  • 1/4 cup loosely packed fresh basil leaves
  • 4 tablespoons butter, room temperature


  1. Preheat oven to 450 degrees. Line two baking sheets — I love these extra-large baking sheets for this — with parchment (if you wish) then drizzle some oil over top and spread out with your hand. Lay the eggplant slices in a single layer. Season generously with salt and pepper. Flip the slices, season with salt and pepper. Drizzle more olive oil over top. Bake until golden brown, 15 to 20 minutes. Remove pan from oven, flip slices, bake for 15 more minutes. Set aside. Reduce oven temperature to 400 degrees.
  2. Meanwhile, toss the 2 cups bread crumbs with 1/3 cup of the grated parmesan cheese, 1/4 cup olive oil, and salt and pepper to taste. Set aside.
  3. Into a 9×13-inch baking dish, spoon a small amount of sauce, then a single layer of eggplant, then a thin layer of parmesan. Repeat the layering until all of the eggplant and cheese has been used, ending with a little sauce. Top with the bread crumb mixture.
  4. Bake until eggplant mixture is bubbly and top is golden, 25 minutes or so depending on size of pan and thickness of layers. Remove from heat and allow to rest for 5 minutes before serving. Recipe can also be reheated.

To make the sauce: Place peppers and tomatoes in a medium-sized saucepan or pot. Pour in 1/2 cup water and turn heat to high. Season with 1 teaspoon kosher salt and pepper to taste. Bring to a simmer, then turn heat down to medium high. Set a timer for 25 minutes. After about five minutes, the tomatoes and peppers will begin to release their juices, and the whole mixture should be bubbling. Adjust the heat if necessary so that the mixture stays at a constant bubble — medium to medium-high should do it. Stir every five minutes or so to make sure the tomatoes and peppers are not sticking to the bottom of the pan. If they are, add water by the 1/4 cup.

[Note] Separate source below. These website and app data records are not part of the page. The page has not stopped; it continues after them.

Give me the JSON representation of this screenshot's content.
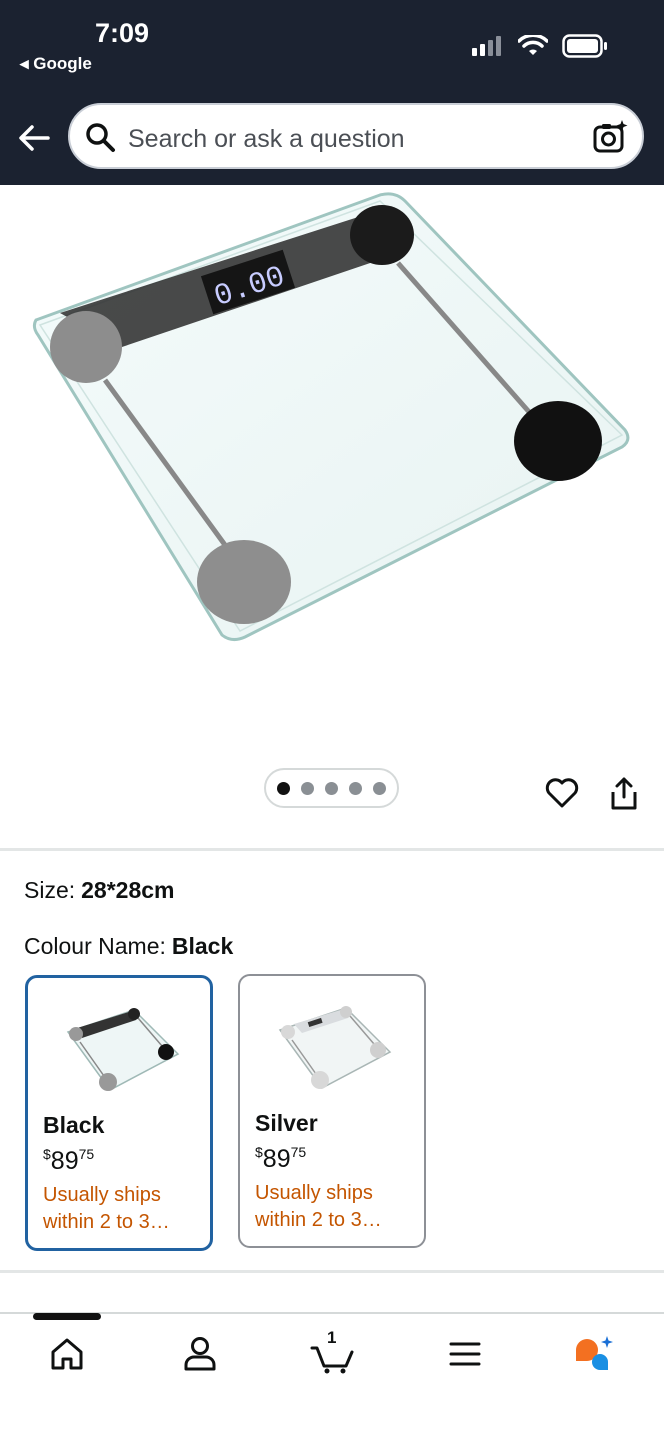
{
  "status": {
    "time": "7:09",
    "back_app": "◂ Google"
  },
  "search": {
    "placeholder": "Search or ask a question"
  },
  "gallery": {
    "pages": 5,
    "active_page": 1
  },
  "variation": {
    "size_label": "Size:",
    "size_value": "28*28cm",
    "colour_label": "Colour Name:",
    "colour_value": "Black"
  },
  "swatches": [
    {
      "name": "Black",
      "currency": "$",
      "price_main": "89",
      "price_cents": "75",
      "shipping": "Usually ships within 2 to 3…",
      "selected": true
    },
    {
      "name": "Silver",
      "currency": "$",
      "price_main": "89",
      "price_cents": "75",
      "shipping": "Usually ships within 2 to 3…",
      "selected": false
    }
  ],
  "nav": {
    "cart_count": "1"
  },
  "colors": {
    "header_bg": "#1b2230",
    "selected_border": "#2162a1",
    "shipping_text": "#c45500"
  }
}
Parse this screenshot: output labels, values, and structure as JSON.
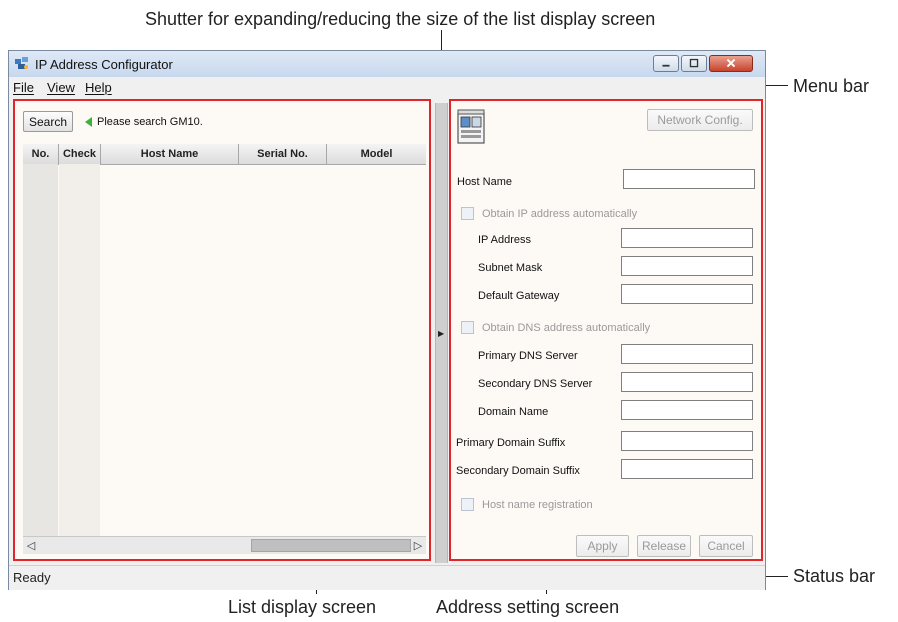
{
  "callouts": {
    "shutter": "Shutter for expanding/reducing the size of the list display screen",
    "menu_bar": "Menu bar",
    "status_bar": "Status bar",
    "list_display": "List display screen",
    "address_setting": "Address setting screen"
  },
  "window": {
    "title": "IP Address Configurator",
    "icon": "network-config-icon"
  },
  "menu": {
    "file": "File",
    "view": "View",
    "help": "Help"
  },
  "list_panel": {
    "search_label": "Search",
    "hint": "Please search GM10.",
    "columns": [
      "No.",
      "Check",
      "Host Name",
      "Serial No.",
      "Model"
    ]
  },
  "settings_panel": {
    "network_config_label": "Network Config.",
    "host_name_label": "Host Name",
    "obtain_ip_label": "Obtain IP address automatically",
    "ip_address_label": "IP Address",
    "subnet_mask_label": "Subnet Mask",
    "default_gateway_label": "Default Gateway",
    "obtain_dns_label": "Obtain DNS address automatically",
    "primary_dns_label": "Primary DNS Server",
    "secondary_dns_label": "Secondary DNS Server",
    "domain_name_label": "Domain Name",
    "primary_suffix_label": "Primary Domain Suffix",
    "secondary_suffix_label": "Secondary Domain Suffix",
    "host_registration_label": "Host name registration",
    "apply_label": "Apply",
    "release_label": "Release",
    "cancel_label": "Cancel"
  },
  "status": {
    "text": "Ready"
  },
  "colors": {
    "highlight": "#e0262a",
    "panel_bg": "#fdfaf5",
    "hint_arrow": "#3cb23c"
  }
}
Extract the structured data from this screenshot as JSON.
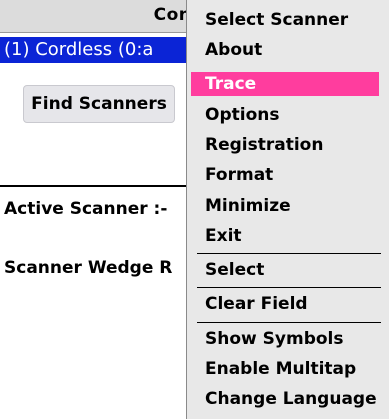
{
  "app": {
    "title": "Conn",
    "selected_scanner": "(1) Cordless (0:a",
    "find_button": "Find Scanners",
    "active_scanner_label": "Active Scanner :-",
    "wedge_label": "Scanner Wedge R"
  },
  "menu": {
    "items": [
      {
        "label": "Select Scanner",
        "highlighted": false
      },
      {
        "label": "About",
        "highlighted": false
      },
      {
        "label": "Trace",
        "highlighted": true
      },
      {
        "label": "Options",
        "highlighted": false
      },
      {
        "label": "Registration",
        "highlighted": false
      },
      {
        "label": "Format",
        "highlighted": false
      },
      {
        "label": "Minimize",
        "highlighted": false
      },
      {
        "label": "Exit",
        "highlighted": false
      },
      {
        "label": "Select",
        "highlighted": false
      },
      {
        "label": "Clear Field",
        "highlighted": false
      },
      {
        "label": "Show Symbols",
        "highlighted": false
      },
      {
        "label": "Enable Multitap",
        "highlighted": false
      },
      {
        "label": "Change Language",
        "highlighted": false
      }
    ],
    "highlight_color": "#ff3d9e",
    "background_color": "#e8e8e8"
  },
  "colors": {
    "selection_blue": "#0b24d6"
  }
}
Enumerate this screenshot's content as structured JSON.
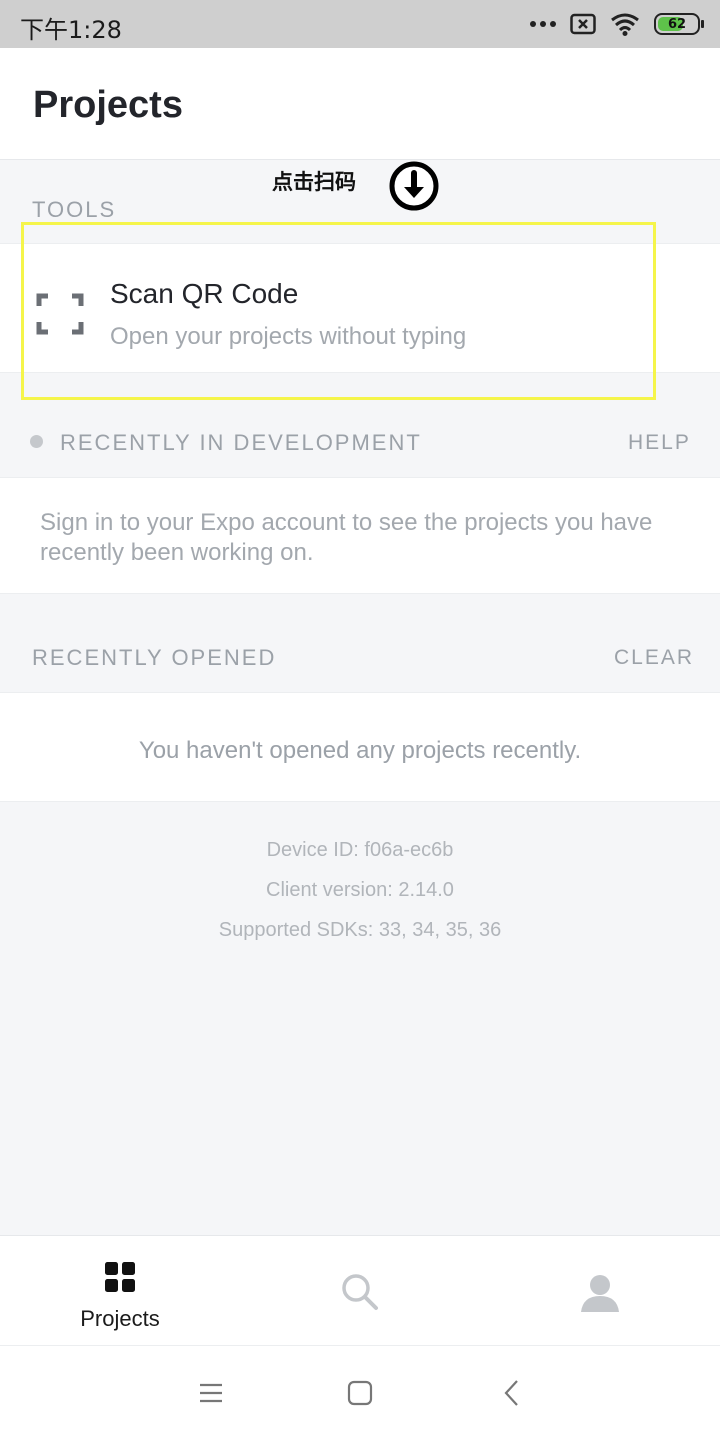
{
  "status_bar": {
    "time": "下午1:28",
    "battery_level": "62",
    "icons": [
      "more-dots-icon",
      "sim-x-icon",
      "wifi-icon",
      "battery-icon"
    ]
  },
  "header": {
    "title": "Projects"
  },
  "annotation": {
    "text": "点击扫码",
    "icon": "arrow-down-circle-icon"
  },
  "tools": {
    "label": "TOOLS",
    "scan_title": "Scan QR Code",
    "scan_subtitle": "Open your projects without typing",
    "scan_icon": "qr-scan-frame-icon"
  },
  "recent_dev": {
    "label": "RECENTLY IN DEVELOPMENT",
    "action": "HELP",
    "message": "Sign in to your Expo account to see the projects you have recently been working on."
  },
  "recent_opened": {
    "label": "RECENTLY OPENED",
    "action": "CLEAR",
    "message": "You haven't opened any projects recently."
  },
  "info": {
    "device_id": "Device ID: f06a-ec6b",
    "client_version": "Client version: 2.14.0",
    "sdks": "Supported SDKs: 33, 34, 35, 36"
  },
  "tabs": [
    {
      "label": "Projects",
      "icon": "grid-icon",
      "active": true
    },
    {
      "label": "",
      "icon": "search-icon",
      "active": false
    },
    {
      "label": "",
      "icon": "profile-icon",
      "active": false
    }
  ],
  "nav": [
    "menu-icon",
    "home-square-icon",
    "back-chevron-icon"
  ],
  "colors": {
    "highlight": "#f5f54a",
    "battery": "#5ec24a",
    "muted_text": "#9ba1a8",
    "background": "#f5f6f8"
  }
}
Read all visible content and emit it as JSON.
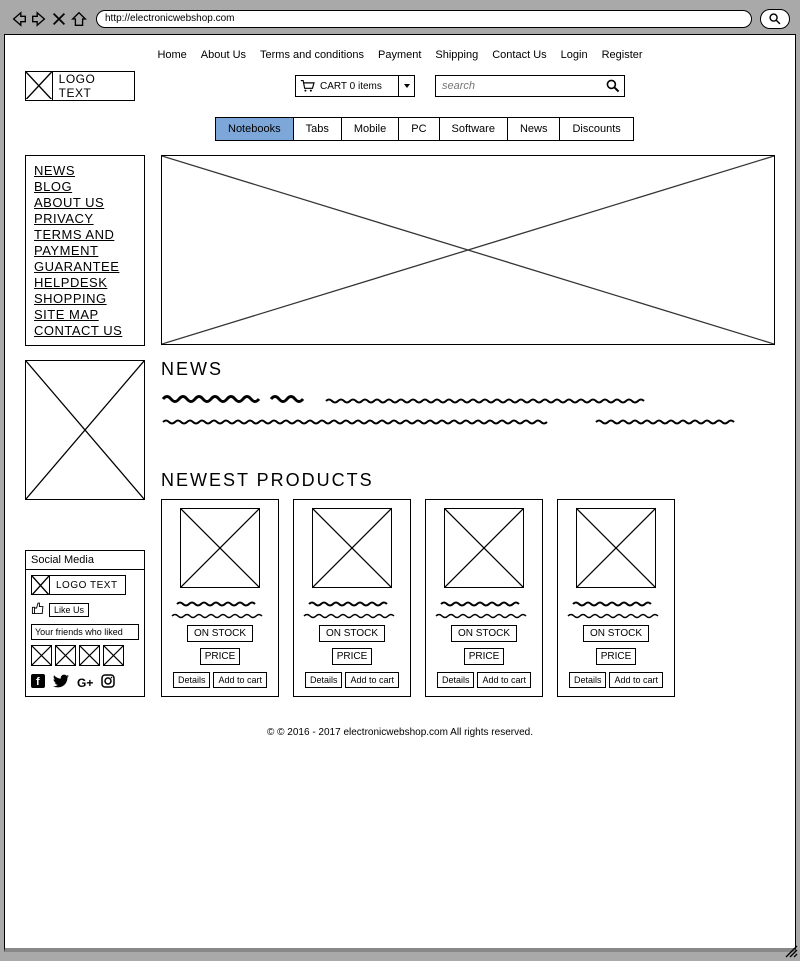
{
  "browser": {
    "url": "http://electronicwebshop.com"
  },
  "topnav": [
    "Home",
    "About Us",
    "Terms and conditions",
    "Payment",
    "Shipping",
    "Contact Us",
    "Login",
    "Register"
  ],
  "logo_text": "LOGO TEXT",
  "cart_label": "CART 0 items",
  "search_placeholder": "search",
  "tabs": [
    "Notebooks",
    "Tabs",
    "Mobile",
    "PC",
    "Software",
    "News",
    "Discounts"
  ],
  "active_tab": "Notebooks",
  "sidebar_links": [
    "NEWS",
    "BLOG",
    "ABOUT US",
    "PRIVACY",
    "TERMS AND",
    "PAYMENT",
    "GUARANTEE",
    "HELPDESK",
    "SHOPPING",
    "SITE MAP",
    "CONTACT US"
  ],
  "news_heading": "NEWS",
  "newest_heading": "NEWEST PRODUCTS",
  "social": {
    "title": "Social Media",
    "logo_text": "LOGO TEXT",
    "like_label": "Like Us",
    "friends_label": "Your friends who liked"
  },
  "product": {
    "stock_label": "ON STOCK",
    "price_label": "PRICE",
    "details_label": "Details",
    "addcart_label": "Add to cart"
  },
  "footer": "© © 2016 - 2017 electronicwebshop.com All rights reserved."
}
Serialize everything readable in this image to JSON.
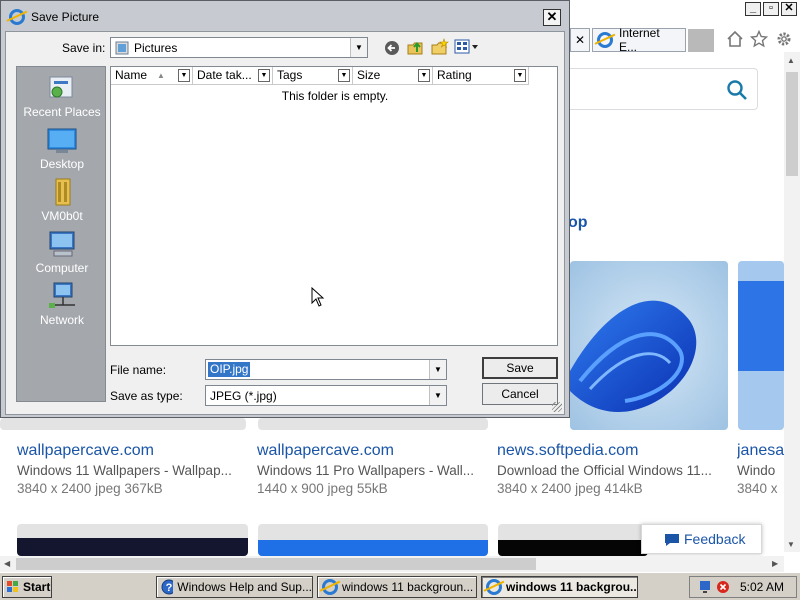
{
  "browser": {
    "tab_label": "Internet E...",
    "section_heading": "op",
    "results": [
      {
        "site": "wallpapercave.com",
        "title": "Windows 11 Wallpapers - Wallpap...",
        "meta": "3840 x 2400 jpeg 367kB"
      },
      {
        "site": "wallpapercave.com",
        "title": "Windows 11 Pro Wallpapers - Wall...",
        "meta": "1440 x 900 jpeg 55kB"
      },
      {
        "site": "news.softpedia.com",
        "title": "Download the Official Windows 11...",
        "meta": "3840 x 2400 jpeg 414kB"
      },
      {
        "site": "janesa",
        "title": "Windo",
        "meta": "3840 x"
      }
    ],
    "feedback_label": "Feedback"
  },
  "dialog": {
    "title": "Save Picture",
    "save_in_label": "Save in:",
    "save_in_value": "Pictures",
    "places": [
      {
        "label": "Recent Places",
        "icon": "recent-places-icon"
      },
      {
        "label": "Desktop",
        "icon": "desktop-icon"
      },
      {
        "label": "VM0b0t",
        "icon": "user-folder-icon"
      },
      {
        "label": "Computer",
        "icon": "computer-icon"
      },
      {
        "label": "Network",
        "icon": "network-icon"
      }
    ],
    "columns": [
      "Name",
      "Date tak...",
      "Tags",
      "Size",
      "Rating"
    ],
    "empty_message": "This folder is empty.",
    "file_name_label": "File name:",
    "file_name_value": "OIP.jpg",
    "save_type_label": "Save as type:",
    "save_type_value": "JPEG (*.jpg)",
    "save_button": "Save",
    "cancel_button": "Cancel"
  },
  "taskbar": {
    "start_label": "Start",
    "tasks": [
      {
        "label": "Windows Help and Sup...",
        "active": false
      },
      {
        "label": "windows 11 backgroun...",
        "active": false
      },
      {
        "label": "windows 11 backgrou...",
        "active": true
      }
    ],
    "clock": "5:02 AM"
  }
}
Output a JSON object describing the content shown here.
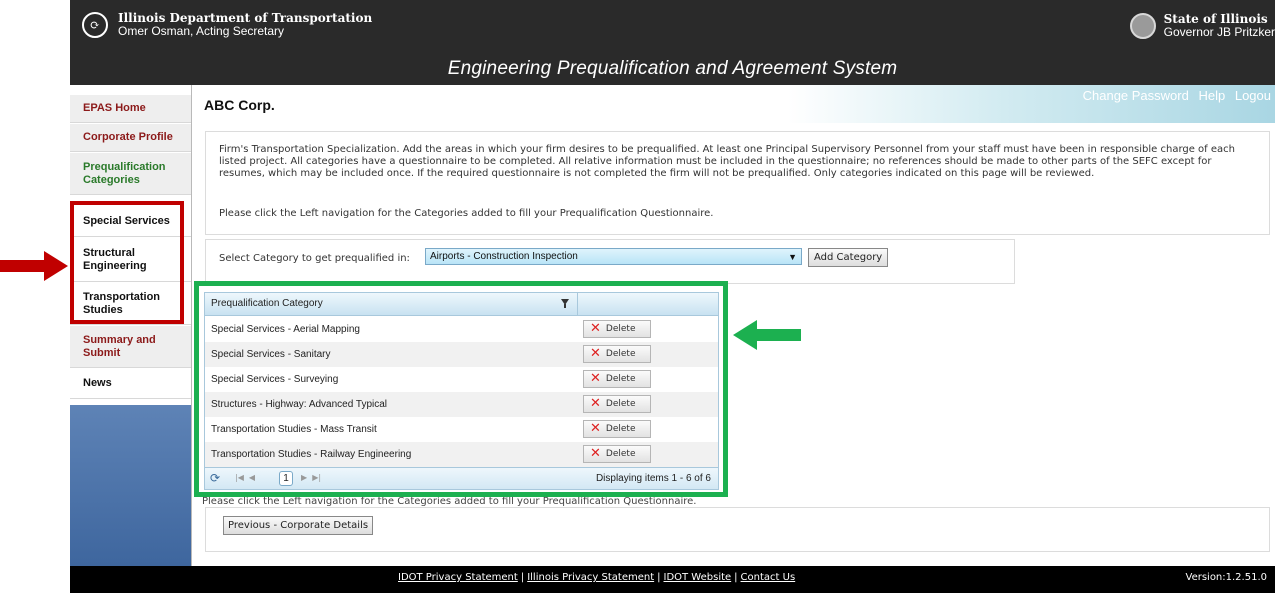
{
  "header": {
    "agency_title": "Illinois Department of Transportation",
    "agency_subtitle": "Omer Osman, Acting Secretary",
    "state_title": "State of Illinois",
    "state_subtitle": "Governor JB Pritzker",
    "system_title": "Engineering Prequalification and Agreement System"
  },
  "top_links": {
    "change_password": "Change Password",
    "help": "Help",
    "logout": "Logou"
  },
  "sidebar": {
    "items": [
      {
        "label": "EPAS Home"
      },
      {
        "label": "Corporate Profile"
      },
      {
        "label": "Prequalification Categories"
      },
      {
        "label": "Special Services"
      },
      {
        "label": "Structural Engineering"
      },
      {
        "label": "Transportation Studies"
      },
      {
        "label": "Summary and Submit"
      },
      {
        "label": "News"
      }
    ]
  },
  "main": {
    "firm_name": "ABC Corp.",
    "intro_text": "Firm's Transportation Specialization. Add the areas in which your firm desires to be prequalified. At least one Principal Supervisory Personnel from your staff must have been in responsible charge of each listed project. All categories have a questionnaire to be completed. All relative information must be included in the questionnaire; no references should be made to other parts of the SEFC except for resumes, which may be included once. If the required questionnaire is not completed the firm will not be prequalified. Only categories indicated on this page will be reviewed.",
    "intro_instruction": "Please click the Left navigation for the Categories added to fill your Prequalification Questionnaire.",
    "select_label": "Select Category to get prequalified in:",
    "select_value": "Airports - Construction Inspection",
    "add_button": "Add Category",
    "grid": {
      "column_header": "Prequalification Category",
      "delete_label": "Delete",
      "rows": [
        {
          "name": "Special Services - Aerial Mapping"
        },
        {
          "name": "Special Services - Sanitary"
        },
        {
          "name": "Special Services - Surveying"
        },
        {
          "name": "Structures - Highway: Advanced Typical"
        },
        {
          "name": "Transportation Studies - Mass Transit"
        },
        {
          "name": "Transportation Studies - Railway Engineering"
        }
      ],
      "current_page": "1",
      "pager_info": "Displaying items 1 - 6 of 6"
    },
    "bottom_instruction": "Please click the Left navigation for the Categories added to fill your Prequalification Questionnaire.",
    "prev_button": "Previous - Corporate Details"
  },
  "footer": {
    "links": [
      "IDOT Privacy Statement",
      "Illinois Privacy Statement",
      "IDOT Website",
      "Contact Us"
    ],
    "separator": "|",
    "version": "Version:1.2.51.0"
  },
  "colors": {
    "annotation_red": "#c00000",
    "annotation_green": "#1cb050",
    "banner": "#2a2a2a",
    "nav_red": "#8c1a1a",
    "nav_green": "#2a7a2a"
  }
}
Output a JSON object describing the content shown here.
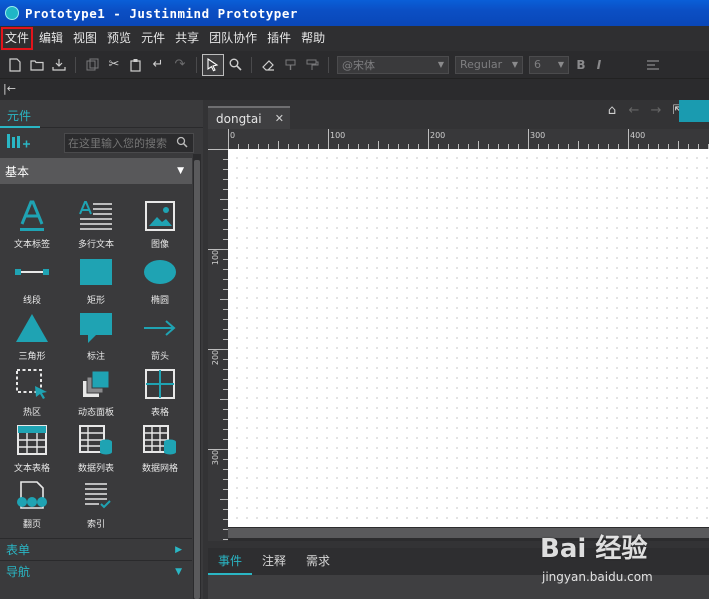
{
  "window": {
    "title": "Prototype1 - Justinmind Prototyper"
  },
  "menu": {
    "items": [
      "文件",
      "编辑",
      "视图",
      "预览",
      "元件",
      "共享",
      "团队协作",
      "插件",
      "帮助"
    ],
    "active_index": 0
  },
  "toolbar": {
    "font_name": "@宋体",
    "font_style": "Regular",
    "font_size": "6",
    "bold": "B",
    "italic": "I",
    "icons": [
      "new-file-icon",
      "open-folder-icon",
      "save-download-icon",
      "copy-icon",
      "cut-icon",
      "paste-icon",
      "undo-icon",
      "redo-icon",
      "select-arrow-icon",
      "zoom-icon",
      "eraser-icon",
      "paint-bucket-icon",
      "format-painter-icon",
      "align-icon"
    ]
  },
  "strip": {
    "collapse_symbol": "|←"
  },
  "left_panel": {
    "tab_label": "元件",
    "search_placeholder": "在这里输入您的搜索",
    "category": "基本",
    "components": [
      "文本标签",
      "多行文本",
      "图像",
      "线段",
      "矩形",
      "椭圆",
      "三角形",
      "标注",
      "箭头",
      "热区",
      "动态面板",
      "表格",
      "文本表格",
      "数据列表",
      "数据网格",
      "翻页",
      "索引"
    ],
    "sections": [
      {
        "label": "表单"
      },
      {
        "label": "导航"
      }
    ]
  },
  "workarea": {
    "doc_tab": "dongtai",
    "ruler_h": [
      "0",
      "100",
      "200",
      "300",
      "400"
    ],
    "ruler_v": [
      "100",
      "200",
      "300"
    ],
    "bottom_tabs": [
      "事件",
      "注释",
      "需求"
    ]
  },
  "colors": {
    "accent": "#2ab6c4",
    "title_bar": "#0b4fc4",
    "highlight": "#e3141b"
  },
  "watermark": {
    "brand": "Bai 经验",
    "url": "jingyan.baidu.com"
  }
}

When the peppers and tomatoes are tender and nearly all of the liquid has evaporated and the tomatoes and peppers are beginning to stick to pot, add the basil, butter, and oil to the pot, give it a stir, then transfer the contents of the pot to a food processor or blender. Blend until smooth. Taste. Adjust seasoning with more salt and pepper as necessary.

  • Prep Time: 40 minutes
  • Cook Time: 25 minutes
  • Category: Dinner
  • Method: Oven
  • Cuisine: Italian, American